Another course comes to a close, the final back-up trails course for 2018 has come and gone. It has been an interesting journey the last 7 weeks with a lot of wonderful experiences but also a lot of challenges faced. The biggest of all being the advanced rifle handling component. A huge congratulations to Maya for achieving this very advanced component of the trails qualification and the style that she actually achieved it, from never handling any firearm before to passing all exercises on the first attempt, a performance not to take lightly. After the struggles with ARH all the students did very well to pick themselves up and focussed on the Cyber Tracker component offered on the course by Adriaan Louw. They all applied themselves extremely well and 4 out of the 5 achieved a Level 2 Track and Sign qualification, with Richard achieving a Level 3, this making them the first course ever where nobody achieved less than 80% in what is a very difficult assessment, very well done on that to all of you.

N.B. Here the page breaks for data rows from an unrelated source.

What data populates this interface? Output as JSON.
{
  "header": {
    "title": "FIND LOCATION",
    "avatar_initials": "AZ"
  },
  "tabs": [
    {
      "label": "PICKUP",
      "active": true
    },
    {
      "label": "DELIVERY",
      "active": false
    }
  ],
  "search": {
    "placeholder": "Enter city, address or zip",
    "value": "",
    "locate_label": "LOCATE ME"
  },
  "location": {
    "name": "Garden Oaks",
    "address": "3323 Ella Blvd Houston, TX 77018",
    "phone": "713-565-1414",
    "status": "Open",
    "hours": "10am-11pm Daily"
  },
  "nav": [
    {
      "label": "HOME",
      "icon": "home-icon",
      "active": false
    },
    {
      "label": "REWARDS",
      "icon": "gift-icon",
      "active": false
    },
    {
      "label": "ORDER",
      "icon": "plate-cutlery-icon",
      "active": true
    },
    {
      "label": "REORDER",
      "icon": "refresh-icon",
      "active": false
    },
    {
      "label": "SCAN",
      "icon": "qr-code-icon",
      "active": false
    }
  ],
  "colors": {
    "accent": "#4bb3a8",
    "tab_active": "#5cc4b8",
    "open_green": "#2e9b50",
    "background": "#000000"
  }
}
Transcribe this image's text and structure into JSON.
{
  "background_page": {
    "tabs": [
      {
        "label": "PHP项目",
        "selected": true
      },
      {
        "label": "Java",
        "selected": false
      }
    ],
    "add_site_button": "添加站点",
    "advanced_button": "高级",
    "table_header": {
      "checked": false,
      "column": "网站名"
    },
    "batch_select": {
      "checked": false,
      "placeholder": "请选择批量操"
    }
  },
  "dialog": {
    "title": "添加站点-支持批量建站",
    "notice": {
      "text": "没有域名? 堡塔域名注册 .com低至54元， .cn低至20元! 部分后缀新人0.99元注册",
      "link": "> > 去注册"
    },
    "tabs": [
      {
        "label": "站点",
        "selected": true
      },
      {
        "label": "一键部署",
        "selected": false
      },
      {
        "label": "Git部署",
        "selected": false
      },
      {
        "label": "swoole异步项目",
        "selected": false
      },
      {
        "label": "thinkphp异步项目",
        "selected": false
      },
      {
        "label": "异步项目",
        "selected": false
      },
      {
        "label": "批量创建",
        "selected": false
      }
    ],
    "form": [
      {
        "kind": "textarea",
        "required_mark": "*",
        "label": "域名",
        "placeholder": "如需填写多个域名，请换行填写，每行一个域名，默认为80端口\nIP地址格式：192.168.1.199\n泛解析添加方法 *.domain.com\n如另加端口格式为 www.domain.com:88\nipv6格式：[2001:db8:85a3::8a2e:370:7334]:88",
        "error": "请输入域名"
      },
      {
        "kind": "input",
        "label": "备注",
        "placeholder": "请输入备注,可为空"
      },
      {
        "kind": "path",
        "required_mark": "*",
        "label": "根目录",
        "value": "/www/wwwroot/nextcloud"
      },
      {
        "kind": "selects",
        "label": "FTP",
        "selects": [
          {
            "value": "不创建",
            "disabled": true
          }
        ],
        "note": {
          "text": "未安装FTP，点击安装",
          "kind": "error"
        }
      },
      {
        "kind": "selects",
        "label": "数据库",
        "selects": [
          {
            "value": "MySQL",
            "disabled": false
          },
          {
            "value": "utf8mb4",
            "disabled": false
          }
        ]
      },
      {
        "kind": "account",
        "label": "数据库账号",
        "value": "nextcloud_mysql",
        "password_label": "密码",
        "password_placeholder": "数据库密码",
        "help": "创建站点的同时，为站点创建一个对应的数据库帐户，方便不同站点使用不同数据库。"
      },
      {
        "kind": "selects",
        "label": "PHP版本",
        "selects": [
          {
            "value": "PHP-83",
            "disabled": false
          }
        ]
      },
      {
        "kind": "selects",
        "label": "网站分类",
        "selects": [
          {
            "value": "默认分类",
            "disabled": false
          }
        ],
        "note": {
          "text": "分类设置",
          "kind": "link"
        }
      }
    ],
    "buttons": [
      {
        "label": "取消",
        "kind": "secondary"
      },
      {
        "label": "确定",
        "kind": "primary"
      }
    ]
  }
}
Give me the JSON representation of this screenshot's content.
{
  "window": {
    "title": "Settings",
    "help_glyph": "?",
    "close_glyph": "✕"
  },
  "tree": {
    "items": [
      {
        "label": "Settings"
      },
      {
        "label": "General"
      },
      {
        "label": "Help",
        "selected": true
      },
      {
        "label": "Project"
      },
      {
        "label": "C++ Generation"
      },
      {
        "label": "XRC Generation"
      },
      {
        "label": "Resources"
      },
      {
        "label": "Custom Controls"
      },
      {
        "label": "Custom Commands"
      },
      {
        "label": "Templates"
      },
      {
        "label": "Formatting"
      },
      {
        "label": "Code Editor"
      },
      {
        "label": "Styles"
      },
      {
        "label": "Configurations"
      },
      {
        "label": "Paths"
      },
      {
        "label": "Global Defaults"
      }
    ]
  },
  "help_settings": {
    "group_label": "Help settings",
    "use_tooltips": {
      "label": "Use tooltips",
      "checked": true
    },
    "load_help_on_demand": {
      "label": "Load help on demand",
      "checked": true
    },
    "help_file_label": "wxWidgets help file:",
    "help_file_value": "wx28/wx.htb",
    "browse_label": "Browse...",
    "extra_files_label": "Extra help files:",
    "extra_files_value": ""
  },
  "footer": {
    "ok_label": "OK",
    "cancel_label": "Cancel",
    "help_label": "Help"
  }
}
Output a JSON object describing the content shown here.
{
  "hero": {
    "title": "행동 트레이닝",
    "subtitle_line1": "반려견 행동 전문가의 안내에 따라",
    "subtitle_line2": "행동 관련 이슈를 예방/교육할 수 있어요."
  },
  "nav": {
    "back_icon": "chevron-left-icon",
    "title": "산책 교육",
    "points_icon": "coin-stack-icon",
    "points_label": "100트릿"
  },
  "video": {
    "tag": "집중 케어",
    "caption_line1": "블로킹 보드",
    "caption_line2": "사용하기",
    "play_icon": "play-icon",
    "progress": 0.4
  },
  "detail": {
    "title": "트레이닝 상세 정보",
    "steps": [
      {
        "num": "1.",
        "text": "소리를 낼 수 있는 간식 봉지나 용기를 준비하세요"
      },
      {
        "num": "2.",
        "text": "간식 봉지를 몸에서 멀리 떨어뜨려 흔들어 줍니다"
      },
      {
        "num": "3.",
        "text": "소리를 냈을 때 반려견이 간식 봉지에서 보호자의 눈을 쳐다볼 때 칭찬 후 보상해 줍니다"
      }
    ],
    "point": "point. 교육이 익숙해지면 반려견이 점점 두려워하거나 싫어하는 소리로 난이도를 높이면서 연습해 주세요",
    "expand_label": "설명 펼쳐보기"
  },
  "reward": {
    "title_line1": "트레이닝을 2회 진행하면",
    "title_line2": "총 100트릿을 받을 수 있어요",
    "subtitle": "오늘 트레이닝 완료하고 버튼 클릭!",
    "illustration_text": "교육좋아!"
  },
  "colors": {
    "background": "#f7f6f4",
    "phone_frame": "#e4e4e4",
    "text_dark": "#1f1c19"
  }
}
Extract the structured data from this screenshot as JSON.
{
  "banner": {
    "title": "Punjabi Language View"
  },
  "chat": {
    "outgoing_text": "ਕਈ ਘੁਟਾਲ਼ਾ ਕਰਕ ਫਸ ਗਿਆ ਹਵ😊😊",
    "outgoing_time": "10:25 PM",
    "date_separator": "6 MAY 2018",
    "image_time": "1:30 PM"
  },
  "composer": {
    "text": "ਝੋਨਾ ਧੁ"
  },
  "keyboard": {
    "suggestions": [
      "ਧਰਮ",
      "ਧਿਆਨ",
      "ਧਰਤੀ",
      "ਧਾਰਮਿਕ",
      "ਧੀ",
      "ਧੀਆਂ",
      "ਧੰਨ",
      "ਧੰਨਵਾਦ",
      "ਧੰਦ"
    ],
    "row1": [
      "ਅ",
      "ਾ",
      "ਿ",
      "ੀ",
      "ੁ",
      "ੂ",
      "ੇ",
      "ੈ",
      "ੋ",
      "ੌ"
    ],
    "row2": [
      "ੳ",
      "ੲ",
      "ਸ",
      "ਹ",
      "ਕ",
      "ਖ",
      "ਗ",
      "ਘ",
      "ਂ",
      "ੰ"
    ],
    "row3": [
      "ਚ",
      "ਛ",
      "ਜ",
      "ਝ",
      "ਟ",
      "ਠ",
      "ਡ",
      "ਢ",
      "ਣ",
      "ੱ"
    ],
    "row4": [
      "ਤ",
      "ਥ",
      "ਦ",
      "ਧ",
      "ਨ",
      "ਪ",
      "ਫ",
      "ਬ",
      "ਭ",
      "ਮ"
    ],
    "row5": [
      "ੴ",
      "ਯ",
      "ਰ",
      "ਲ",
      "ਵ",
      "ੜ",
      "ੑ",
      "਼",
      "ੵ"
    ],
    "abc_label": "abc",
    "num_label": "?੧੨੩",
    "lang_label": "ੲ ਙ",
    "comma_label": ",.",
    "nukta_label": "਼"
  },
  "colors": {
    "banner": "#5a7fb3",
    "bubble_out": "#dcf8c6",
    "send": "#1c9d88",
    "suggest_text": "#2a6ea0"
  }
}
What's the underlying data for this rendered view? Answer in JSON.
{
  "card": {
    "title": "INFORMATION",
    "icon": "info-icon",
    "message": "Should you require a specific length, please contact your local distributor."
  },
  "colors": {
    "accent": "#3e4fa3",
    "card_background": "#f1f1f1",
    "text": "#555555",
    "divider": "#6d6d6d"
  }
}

Already making their way through the 10 week field guide course and now reaching the end of the 7 week back-up trails, the 5 of them has become a new family to each other and it is always amazing to see the dynamics at play and the connections made. The team of 5 is sadly losing one of their members as they move on to the next step of the 4 week marine guiding course, Martijn you will definitely be missed by your new family and we all wish you the best with your future endeavours, but I am also positive it is not the last we will hear from you or you from us.
As for the other 4, it has been a great privilege to be able to share the last few weeks with you all, getting to know all of you and see how you grew, in experience and personally. I want to wish you all the best of luck for the marine course lying ahead and hope that the amazing experiences you have had and that is still to come will stay with you for a very long time.
Thank you all for sharing your time with us and giving it everything you had while on the course, if there is one thing I can say with absolute certainty it is that even when things got tough you all were able to pick yourselves up, dust yourself and take on the next challenge that lied ahead. Well done to everyone for having the drive and the determination to never give up.
- Pieter Dunn (Backup trails trainer)
Your positive action combined with positive thinking results in success. Shiv Khera